“This is why we’re doing this. I didn’t wake up one day and say, ‘hey, let’s do a warming center.’ This is something the United Way (of Portage County) came to us and said this is a need in our community,” she said.
Morrow said he is in constant contact with the Salvation Army and they have been full for a long time. There is a distinct need during winter months for a warming shelter.
Laszewski said she is more concerned about the neighbors’ ability to sell their homes without homeless people hanging around and bringing down the neighborhood’s image.
“If the Salvation Army doesn’t accept sex offenders and other deviant behaviors, we don’t need to endorse an organization that does and we don’t need to cater and invite them to our downtown,” Laszewski said.
Laszewski said the neighbors are more deserving of compassion than the homeless who would use the warming center.
“Here’s the thing, everybody is deserving of compassion – yes, I’m deserving of compassion as the person who lives next door – but I’d rather not live in any neighborhood that is unwilling to take care of the most vulnerable,” said Johnson. “How a community takes care of its most vulnerable is a telling sign of who that community is, because all people – regardless of their past, regardless of their living reality, regardless of their bad habits and their bad choices – all people are deserving of shelter, safety, food and water.
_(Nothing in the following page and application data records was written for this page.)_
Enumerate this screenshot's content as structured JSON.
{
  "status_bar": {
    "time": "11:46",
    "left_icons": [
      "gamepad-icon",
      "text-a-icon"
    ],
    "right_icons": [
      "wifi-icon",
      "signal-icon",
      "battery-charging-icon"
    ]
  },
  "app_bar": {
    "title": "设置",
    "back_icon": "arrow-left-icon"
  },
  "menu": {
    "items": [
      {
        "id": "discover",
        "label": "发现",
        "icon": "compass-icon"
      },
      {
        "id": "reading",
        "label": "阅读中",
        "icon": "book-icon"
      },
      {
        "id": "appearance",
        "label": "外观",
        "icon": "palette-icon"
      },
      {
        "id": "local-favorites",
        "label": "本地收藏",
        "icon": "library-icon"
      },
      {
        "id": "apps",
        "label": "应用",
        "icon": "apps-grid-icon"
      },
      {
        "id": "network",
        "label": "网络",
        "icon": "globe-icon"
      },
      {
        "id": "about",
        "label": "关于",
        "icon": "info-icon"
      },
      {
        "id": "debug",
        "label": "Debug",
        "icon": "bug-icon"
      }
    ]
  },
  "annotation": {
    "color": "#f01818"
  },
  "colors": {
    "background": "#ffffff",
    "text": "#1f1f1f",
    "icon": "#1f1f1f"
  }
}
Without exception.
“Evergreen Community Initiatives and Intercession Episcopal have come together to serve our brothers and sisters … We know that this endeavor will not be without stress and strain, no worthy effort is. But we are committed to one another and to this needed and important ministry,” Johnson said.
“In concept, I think it’s a great idea. Is there going to be some issues? Yes there will be. We’ll respond as best we can and we’ll be sure to remain in contact with them and make sure that they understand if they have issues that we keep the dialogue open and address it right away so it doesn’t snowball,” said Stevens Point Chief of Police Martin Skibba. “Obviously, anytime you start something new and fragile like this, that has to be taken into consideration.
“For myself, I will say – having a first-cousin I’ve arrested several times who is currently homeless in the city of Stevens Point – this is at least another option as opposed to us securing him in jail for a couple of weeks for him to find sobriety and do the cycle again,” Skibba said.
Skibba said he supports it, but the Council also need to be ready to pull the permit if things get too bad.
Stevens Point Mayor Mike Wiza said he is confident Intercession and Evergreen organizers are fully aware of the potential troubles and inevitable hard times, but are well-trained and ready to handle those problems if and when they arise.